My husband and I hugged our little girl the tightest we ever had before. We thanked God that the little black spot the pediatrician had seen wasn’t cancer and that we finally had answers to why our baby’s eye wouldn’t focus straight on. We were going home with heavy hearts and tear stained faces but a plan moving forward. My mom drove us home and within the hour I had another appointment booked with the cataract specialist – for 2 hours later! My husband pulled into the driveway and jumped into my car to take the hour trek to Stratford. As you know from reading the blog ๐Ÿ™‚ the next doctor confirmed that Olivia did indeed have PFV that caused her to develop a cataract in her Nemo eye.

From there, we went home ate so much ice cream (this was pre-dairy allergy), drank some wine and found comfort in each other. Our lives had changed forever. For some reason, the two of us still had hope this was all a nightmare and that when we got to the retina specialist in New York a couple days later, he would say Olivia was all better. We now know that was not what happened, but we found solace in hoping for the best.

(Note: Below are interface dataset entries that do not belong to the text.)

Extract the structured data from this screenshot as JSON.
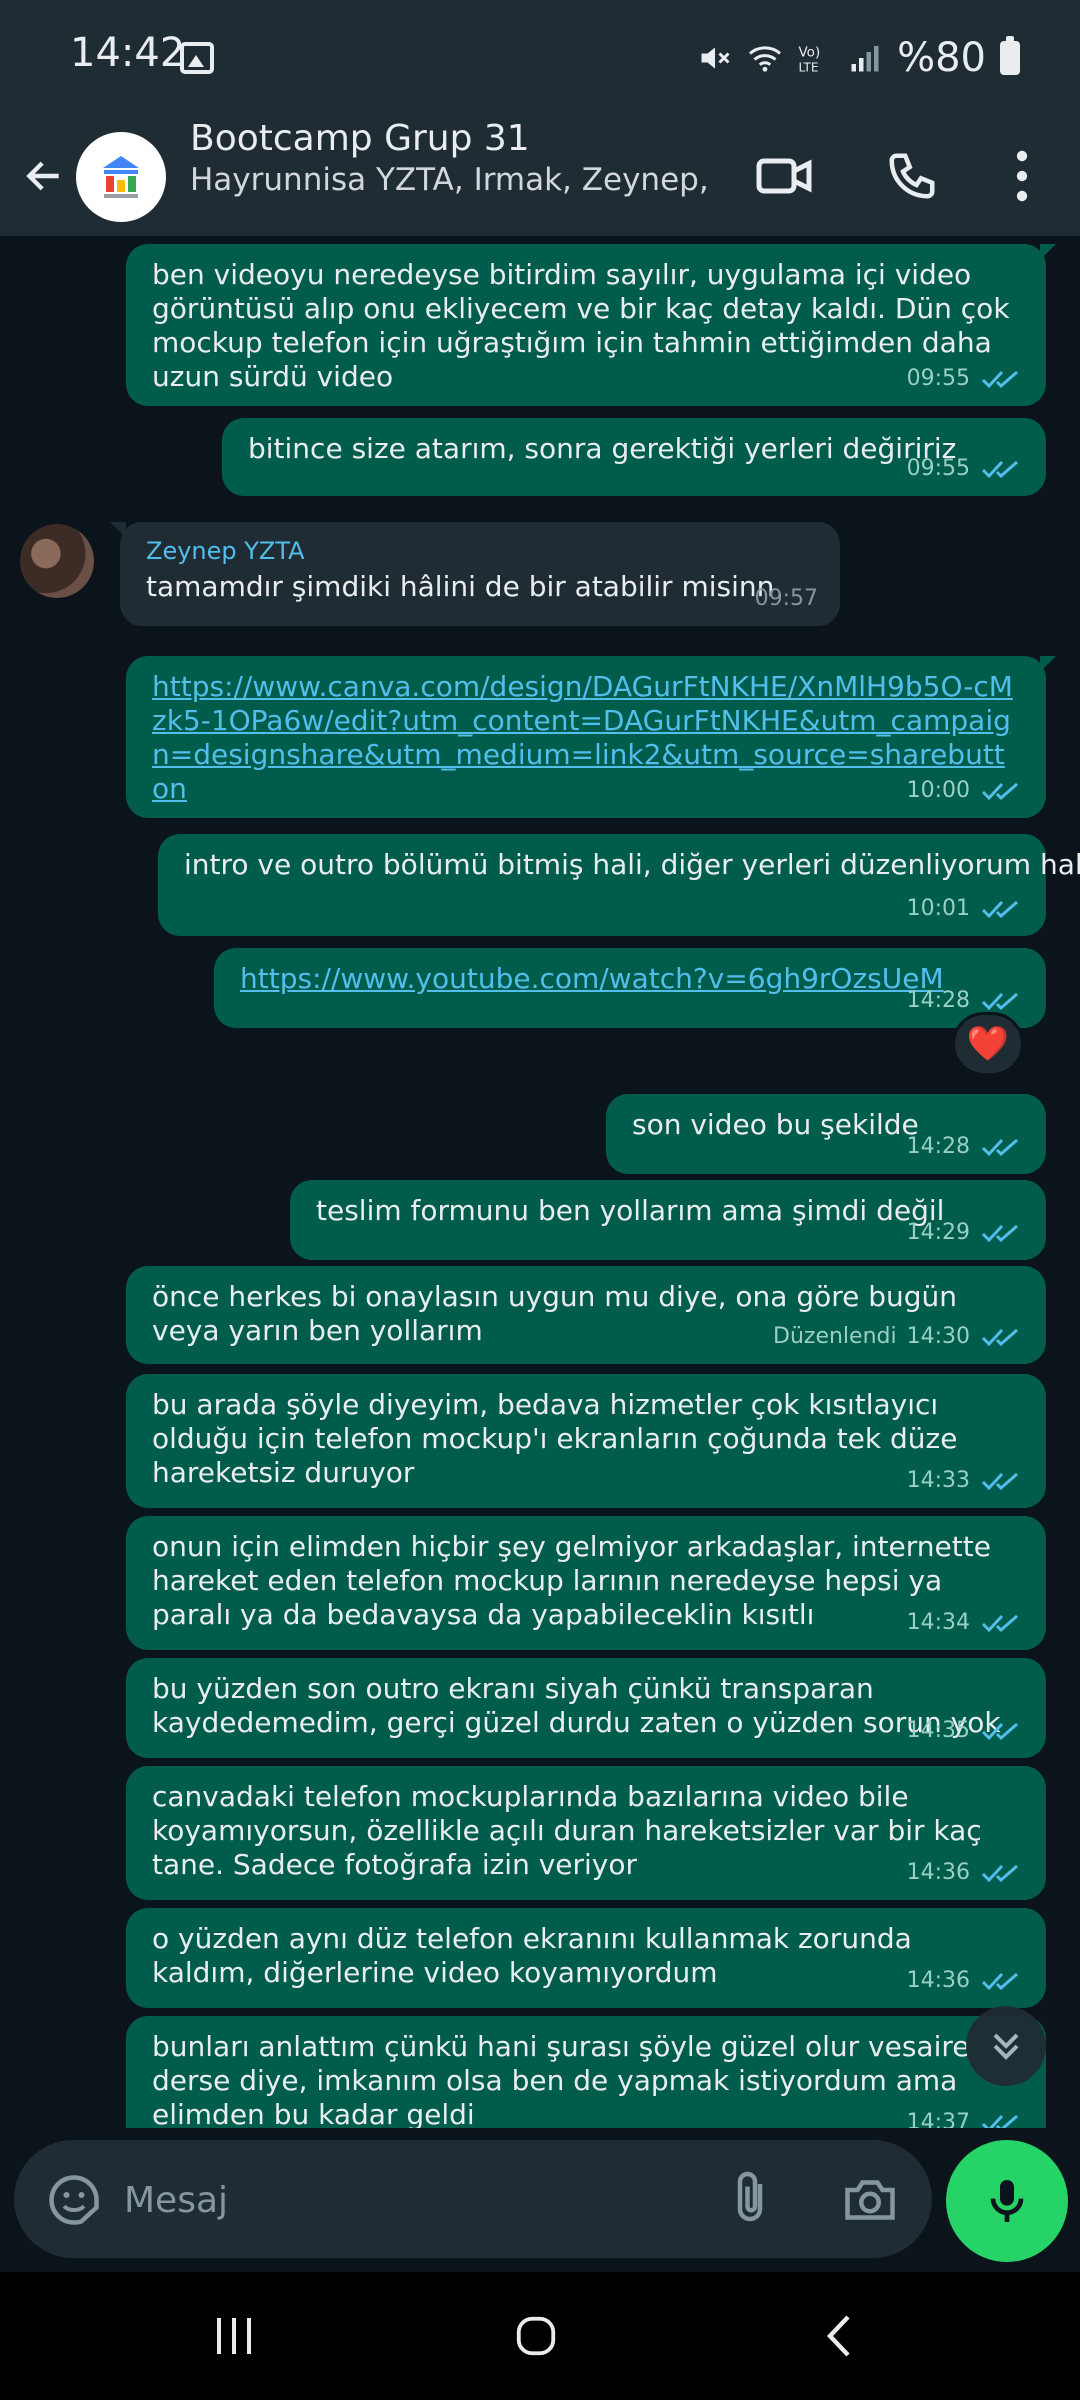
{
  "status_bar": {
    "time": "14:42",
    "battery_text": "%80",
    "icons": [
      "gallery-icon",
      "mute-icon",
      "wifi-icon",
      "volte-icon",
      "signal-icon",
      "battery-icon"
    ]
  },
  "header": {
    "title": "Bootcamp Grup 31",
    "subtitle": "Hayrunnisa YZTA, Irmak, Zeynep, Siz",
    "icons": [
      "back-arrow-icon",
      "video-call-icon",
      "phone-icon",
      "more-vert-icon"
    ]
  },
  "messages": [
    {
      "dir": "out",
      "text": "ben videoyu neredeyse bitirdim sayılır, uygulama içi video görüntüsü alıp onu ekliyecem ve bir kaç detay kaldı. Dün çok mockup telefon için uğraştığım için tahmin ettiğimden daha uzun sürdü video",
      "time": "09:55"
    },
    {
      "dir": "out",
      "text": "bitince size atarım, sonra gerektiği yerleri değiririz",
      "time": "09:55"
    },
    {
      "dir": "in",
      "sender": "Zeynep YZTA",
      "text": "tamamdır şimdiki hâlini de bir atabilir misinn",
      "time": "09:57"
    },
    {
      "dir": "out",
      "text": "https://www.canva.com/design/DAGurFtNKHE/XnMlH9b5O-cMzk5-1OPa6w/edit?utm_content=DAGurFtNKHE&utm_campaign=designshare&utm_medium=link2&utm_source=sharebutton",
      "time": "10:00",
      "link": true
    },
    {
      "dir": "out",
      "text": "intro ve outro bölümü bitmiş hali, diğer yerleri düzenliyorum hala",
      "time": "10:01"
    },
    {
      "dir": "out",
      "text": "https://www.youtube.com/watch?v=6gh9rOzsUeM",
      "time": "14:28",
      "link": true,
      "reaction": "❤️"
    },
    {
      "dir": "out",
      "text": "son video bu şekilde",
      "time": "14:28"
    },
    {
      "dir": "out",
      "text": "teslim formunu ben yollarım ama şimdi değil",
      "time": "14:29"
    },
    {
      "dir": "out",
      "text": "önce herkes bi onaylasın uygun mu diye, ona göre bugün veya yarın ben yollarım",
      "time": "14:30",
      "edited": "Düzenlendi"
    },
    {
      "dir": "out",
      "text": "bu arada şöyle diyeyim, bedava hizmetler çok kısıtlayıcı olduğu için telefon mockup'ı ekranların çoğunda tek düze hareketsiz duruyor",
      "time": "14:33"
    },
    {
      "dir": "out",
      "text": "onun için elimden hiçbir şey gelmiyor arkadaşlar, internette hareket eden telefon mockup larının neredeyse hepsi ya paralı ya da bedavaysa da yapabileceklin kısıtlı",
      "time": "14:34"
    },
    {
      "dir": "out",
      "text": "bu yüzden son outro ekranı siyah çünkü transparan kaydedemedim, gerçi güzel durdu zaten o yüzden sorun yok",
      "time": "14:35"
    },
    {
      "dir": "out",
      "text": "canvadaki telefon mockuplarında bazılarına video bile koyamıyorsun, özellikle açılı duran hareketsizler var bir kaç tane. Sadece fotoğrafa izin veriyor",
      "time": "14:36"
    },
    {
      "dir": "out",
      "text": "o yüzden aynı düz telefon ekranını kullanmak zorunda kaldım, diğerlerine video koyamıyordum",
      "time": "14:36"
    },
    {
      "dir": "out",
      "text": "bunları anlattım çünkü hani şurası şöyle güzel olur vesaire derse diye, imkanım olsa ben de yapmak istiyordum ama elimden bu kadar geldi",
      "time": "14:37"
    }
  ],
  "input": {
    "placeholder": "Mesaj",
    "icons": [
      "sticker-icon",
      "attach-icon",
      "camera-icon",
      "mic-icon"
    ]
  },
  "nav_bar": {
    "icons": [
      "recent-apps-icon",
      "home-icon",
      "back-icon"
    ]
  },
  "colors": {
    "background": "#0b141a",
    "header": "#1f2c34",
    "bubble_out": "#005c4b",
    "bubble_in": "#1f2c34",
    "tick_read": "#53bdeb",
    "mic_green": "#25d366"
  }
}
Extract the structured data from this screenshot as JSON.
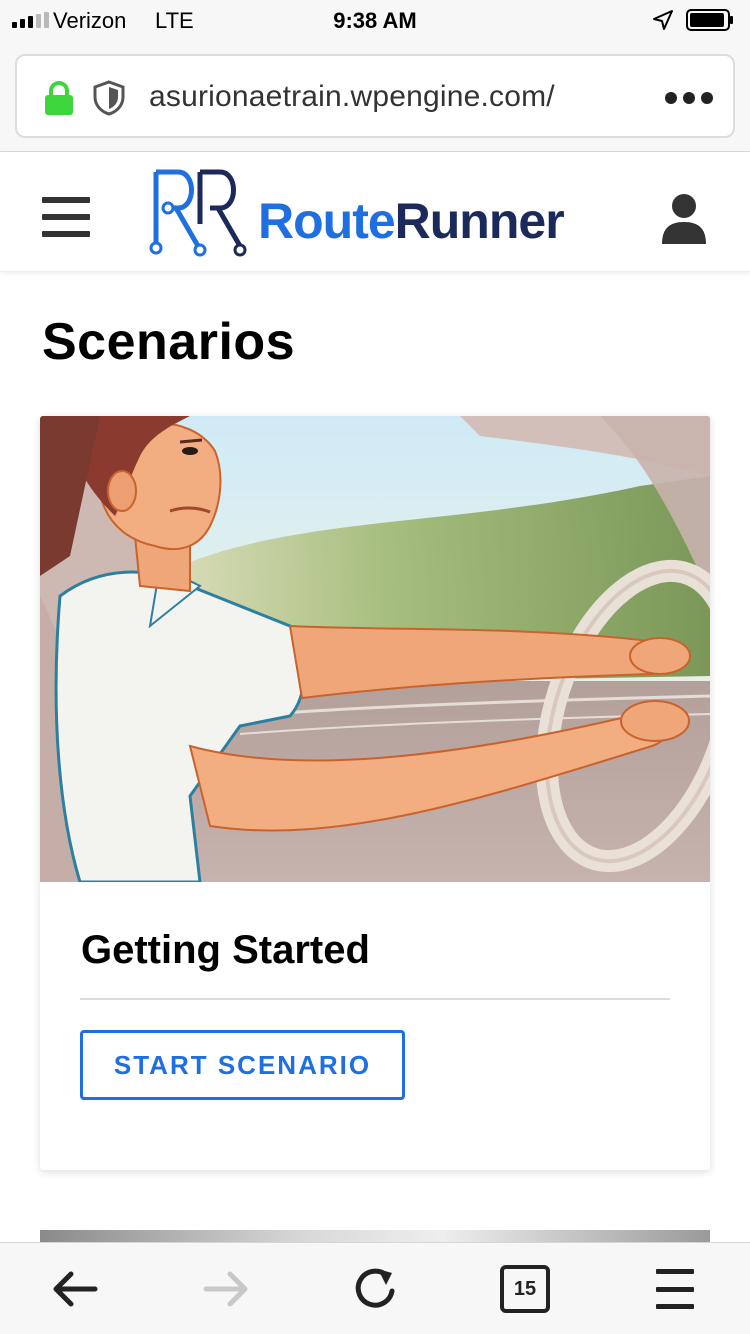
{
  "status_bar": {
    "carrier": "Verizon",
    "network": "LTE",
    "time": "9:38 AM",
    "signal_bars_active": 3,
    "signal_bars_total": 5
  },
  "browser": {
    "url": "asurionaetrain.wpengine.com/",
    "open_tabs": "15",
    "icons": {
      "lock": "lock-icon",
      "shield": "shield-icon",
      "more": "more-icon",
      "back": "back-arrow-icon",
      "forward": "forward-arrow-icon",
      "reload": "reload-icon",
      "tabs": "tabs-icon",
      "menu": "menu-icon"
    },
    "colors": {
      "lock": "#3cd63c"
    }
  },
  "header": {
    "logo_route": "Route",
    "logo_runner": "Runner",
    "icons": {
      "menu": "hamburger-icon",
      "user": "user-icon"
    },
    "colors": {
      "brand_blue": "#1f6fe0",
      "brand_navy": "#1b2a5a"
    }
  },
  "main": {
    "title": "Scenarios",
    "cards": [
      {
        "title": "Getting Started",
        "button_label": "START SCENARIO"
      }
    ]
  }
}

Writing about how I felt one year ago has brought back how dark this day was for my family. We had just started our journey as parents and were thrust into a situation that even seasoned parents would be overwhelmed by. Looking back, I am so proud of how we handled this day. For as dark as it was, we never turned our back on each other. We took care of our little girl while also taking care of our marriage. When I started thinking that I caused Olivia to have PFV (as every PFV mom thinks at one point in diagnosis even though its completely ridiculous) my husband was there to remind me that there was no way that could be. When he would crumble and cry at the thought of putting our tiny two month old under anesthesia, I would pick him up and remind him it would be okay. It’s true that you never know how you will react in a crisis until you are dealt one – but ill tell you, I’m proud of who we were, how we dealt with impossible odds and how we lifted each other up.

Despite this dark day, I think about how far we have come. I would NEVER have expected one year ago that Olivia would be thriving the way that she is. I am shocked and impressed every day to see how she is crushing her developmental milestones, patched or not. We have gone through two major eye surgeries, constant three hour trips to New York, three hotel stays, countless hours of patching, multiple different eye drops and too many long nights to count – but we made it out the other side, together. We are only in the beginning of this journey but with these two by my side, and this tribe we have backing us – I know, we will just keep patching.